“It’s one of those feelings that you’ve never had before,” Zimmerman said. “We accomplished something that none of us here on this team have ever done. I think other guys have done it on other teams with other organizations. But for us to do it here and to come as far as we have, it’s a sense of satisfaction, I guess is the best word.”
Next to Zimmerman, Jayson Werth sat on a stool in front of his locker. He had come here in December 2010 from the Phillies, the reigning National League pennant winners. He became the Nationals’ first huge free agent signing with a $126 million contract and he vowed to help bring Washington a winner. Few believed him.
Werth heard talk in recent days of the Nationals not celebrating the wild-card berth at all, and he put a stop to it. “Anytime you get to the postseason, it’s a huge accomplishment,” Werth said. “We should relish this moment. The organization, and the town of Washington, D.C., should be proud.”
The Nationals clinched behind left-hander Ross Detwiler, who allowed three hits, walked one and struck out five in six innings. For the season, he has a lower ERA (3.10) than Stephen Strasburg (3.16) in only 21
3 fewer innings.
“Masterful,” Johnson said. “He’s just growing up as a pitcher.”

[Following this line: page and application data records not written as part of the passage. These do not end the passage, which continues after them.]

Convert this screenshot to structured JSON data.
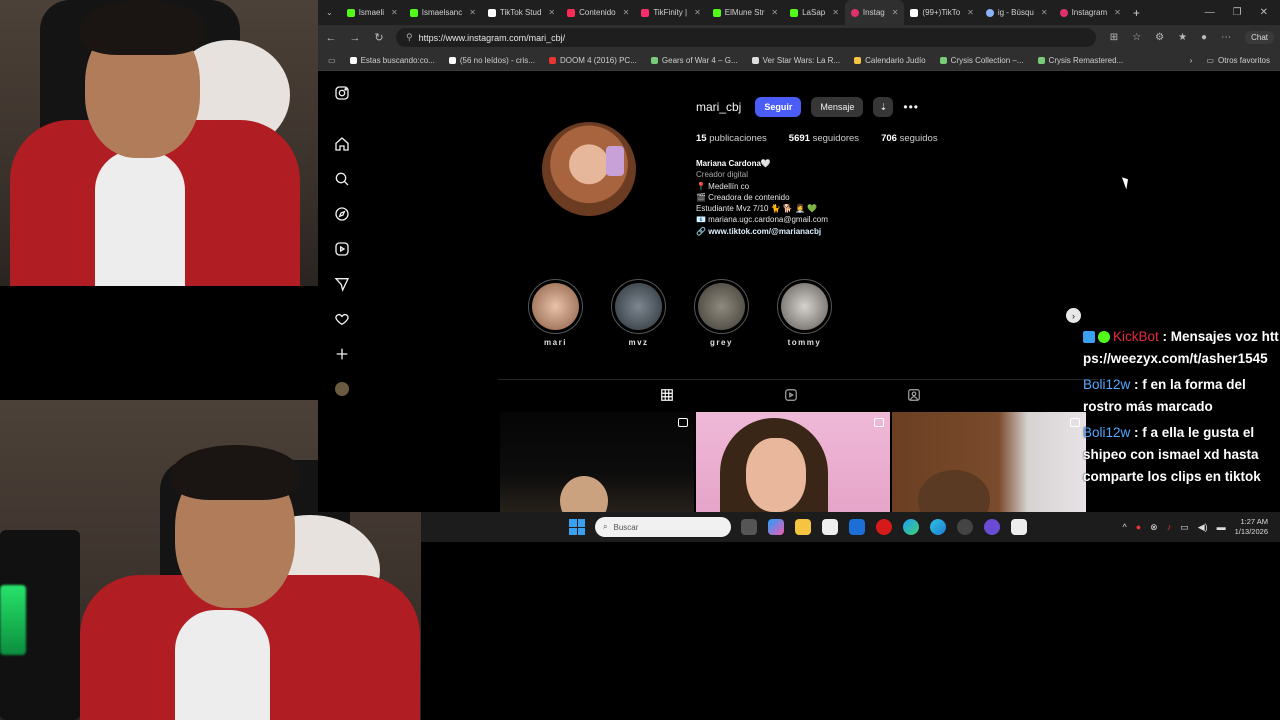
{
  "browser": {
    "tabs": [
      {
        "label": "Ismaeli",
        "color": "#53fc18"
      },
      {
        "label": "Ismaelsanc",
        "color": "#53fc18"
      },
      {
        "label": "TikTok Stud",
        "color": "#ffffff"
      },
      {
        "label": "Contenido",
        "color": "#fe2c55"
      },
      {
        "label": "TikFinity |",
        "color": "#ff2e6b"
      },
      {
        "label": "ElMune Str",
        "color": "#53fc18"
      },
      {
        "label": "LaSap",
        "color": "#53fc18"
      },
      {
        "label": "Instag",
        "color": "#e1306c"
      },
      {
        "label": "(99+)TikTo",
        "color": "#ffffff"
      },
      {
        "label": "ig - Búsqu",
        "color": "#8ab4f8"
      },
      {
        "label": "Instagram",
        "color": "#e1306c"
      }
    ],
    "url": "https://www.instagram.com/mari_cbj/",
    "copilot_label": "Chat",
    "bookmarks": [
      {
        "label": "Estas buscando:co...",
        "color": "#ffffff"
      },
      {
        "label": "(56 no leídos) - cris...",
        "color": "#ffffff"
      },
      {
        "label": "DOOM 4 (2016) PC...",
        "color": "#e33"
      },
      {
        "label": "Gears of War 4 – G...",
        "color": "#7c7"
      },
      {
        "label": "Ver Star Wars: La R...",
        "color": "#ddd"
      },
      {
        "label": "Calendario Judío",
        "color": "#f5c542"
      },
      {
        "label": "Crysis Collection –...",
        "color": "#7c7"
      },
      {
        "label": "Crysis Remastered...",
        "color": "#7c7"
      }
    ],
    "other_favorites": "Otros favoritos"
  },
  "profile": {
    "username": "mari_cbj",
    "follow_label": "Seguir",
    "message_label": "Mensaje",
    "posts_count": "15",
    "posts_label": "publicaciones",
    "followers_count": "5691",
    "followers_label": "seguidores",
    "following_count": "706",
    "following_label": "seguidos",
    "bio": {
      "name": "Mariana Cardona🤍",
      "category": "Creador digital",
      "lines": [
        "📍 Medellín co",
        "🎬 Creadora de contenido",
        "Estudiante Mvz 7/10 🐈 🐕 👩‍⚕️ 💚",
        "📧 mariana.ugc.cardona@gmail.com"
      ],
      "link": "www.tiktok.com/@marianacbj"
    },
    "highlights": [
      {
        "label": "mari",
        "color": "#caa08a"
      },
      {
        "label": "mvz",
        "color": "#4a5560"
      },
      {
        "label": "grey",
        "color": "#6f6a60"
      },
      {
        "label": "tommy",
        "color": "#a8a4a0"
      }
    ]
  },
  "chat": [
    {
      "user": "KickBot",
      "bot": true,
      "text": "Mensajes voz https://weezyx.com/t/asher1545"
    },
    {
      "user": "Boli12w",
      "bot": false,
      "text": "f en la forma del rostro más marcado"
    },
    {
      "user": "Boli12w",
      "bot": false,
      "text": "f a ella le gusta el shipeo con ismael xd hasta comparte los clips en tiktok"
    }
  ],
  "taskbar": {
    "search_placeholder": "Buscar",
    "time": "1:27 AM",
    "date": "1/13/2026"
  }
}
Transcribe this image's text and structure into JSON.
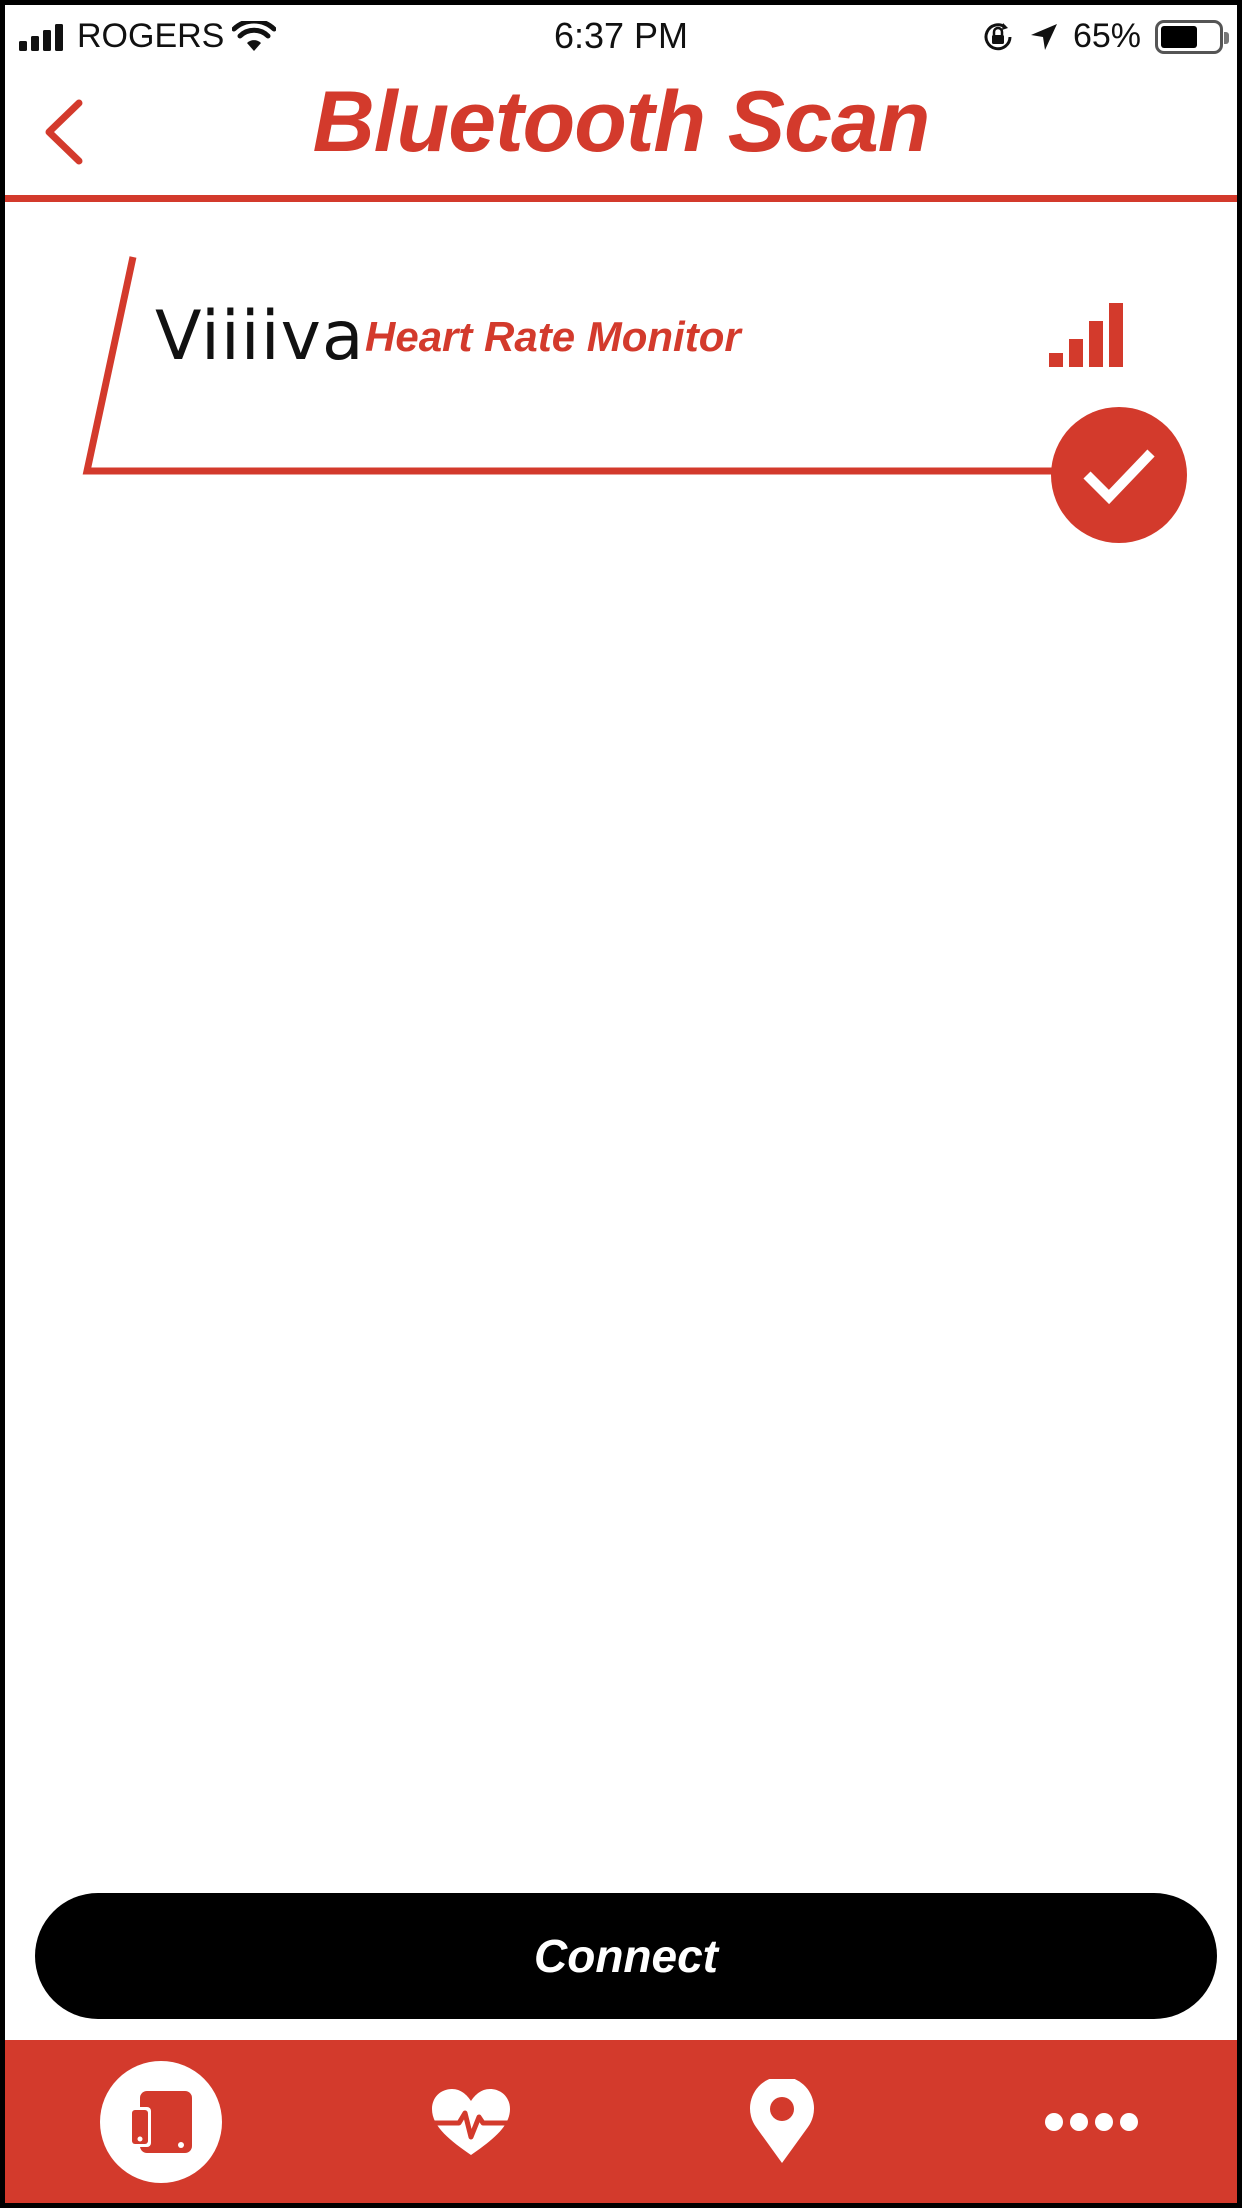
{
  "status_bar": {
    "carrier": "ROGERS",
    "time": "6:37 PM",
    "battery_percent": "65%",
    "battery_level": 0.65
  },
  "header": {
    "title": "Bluetooth Scan"
  },
  "device_list": [
    {
      "name": "Viiiiva",
      "type": "Heart Rate Monitor",
      "signal_bars": 4,
      "selected": true
    }
  ],
  "connect_label": "Connect",
  "tab_bar": {
    "tabs": [
      {
        "icon": "device-icon",
        "active": true
      },
      {
        "icon": "heart-rate-icon",
        "active": false
      },
      {
        "icon": "location-pin-icon",
        "active": false
      },
      {
        "icon": "more-icon",
        "active": false
      }
    ]
  },
  "colors": {
    "accent": "#d33a2c",
    "button": "#000000"
  }
}
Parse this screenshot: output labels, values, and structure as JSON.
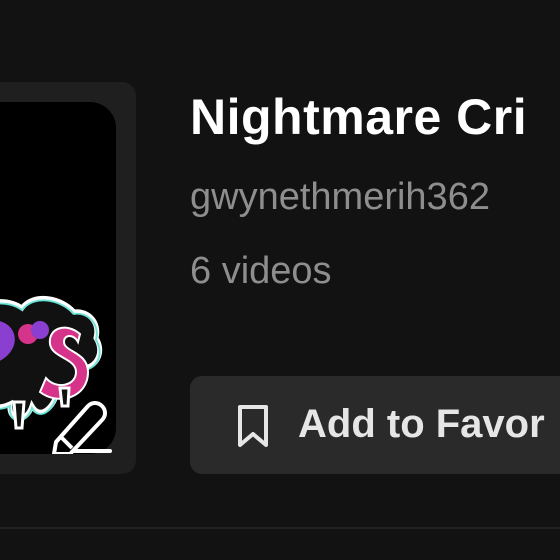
{
  "playlist": {
    "title": "Nightmare Cri",
    "author": "gwynethmerih362",
    "video_count": "6 videos",
    "thumbnail_icon": "edit-pencil-icon"
  },
  "actions": {
    "favorite_label": "Add to Favor",
    "favorite_icon": "bookmark-icon"
  },
  "colors": {
    "background": "#121212",
    "button_bg": "#2a2a2a",
    "muted_text": "#8e8e8e",
    "thumb_pink": "#d6338a",
    "thumb_purple": "#8a3fd1"
  }
}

Zimmerman started the offense with his RBI double off Dodgers left-hander Chris Capuano in the third, then by dashing home on a wild pitch. Danny Espinosa lashed an RBI double in the fourth, and catcher Kurt Suzuki scored him with a clinical, two-strike sacrifice fly.
With a 4-1 lead, the Nationals only needed to hold on. In the fifth and sixth innings, Werth spotted signs in the stands that alerted him it would not be a normal win.
For the final three outs, Johnson chose Drew Storen, the closer who saved 43 games last year but took a setup role this season as he returned from elbow surgery. He pitched one of the best innings of his career. The crowd stood, and stayed standing, after Storen struck out Matt Kemp for the first out of the ninth. Storen bounded around the mound “like a high-test rubber ball,” Johnson said.
He finished the inning with the slider to Ramirez. He slapped Suzuki high-five, then lined up and shook hands.
“Afterwards, when I saw it on the scoreboard, I thought, ‘That’s pretty cool,’ ” Storen said. “I was wanting to get back and be a part of this team.”
The players acknowledged the crowd as they poured back into their dugout after postgame handshakes, clapping with hands over their heads.
“This is definitely a meaningful moment,” Werth said. “We’ll take it in, celebrate it tonight. Back to business, back to work tomorrow.”
The Nationals had wondered how, exactly, to celebrate. They wanted to acknowledge an unprecedented moment for the franchise. But they also wanted to remember they have more work to come, with much greater moments to come.
“Everybody is kind of asking each other, ‘What do we do?’ ” Detwiler said. “I think we’re gonna definitely blow it out on the next one.”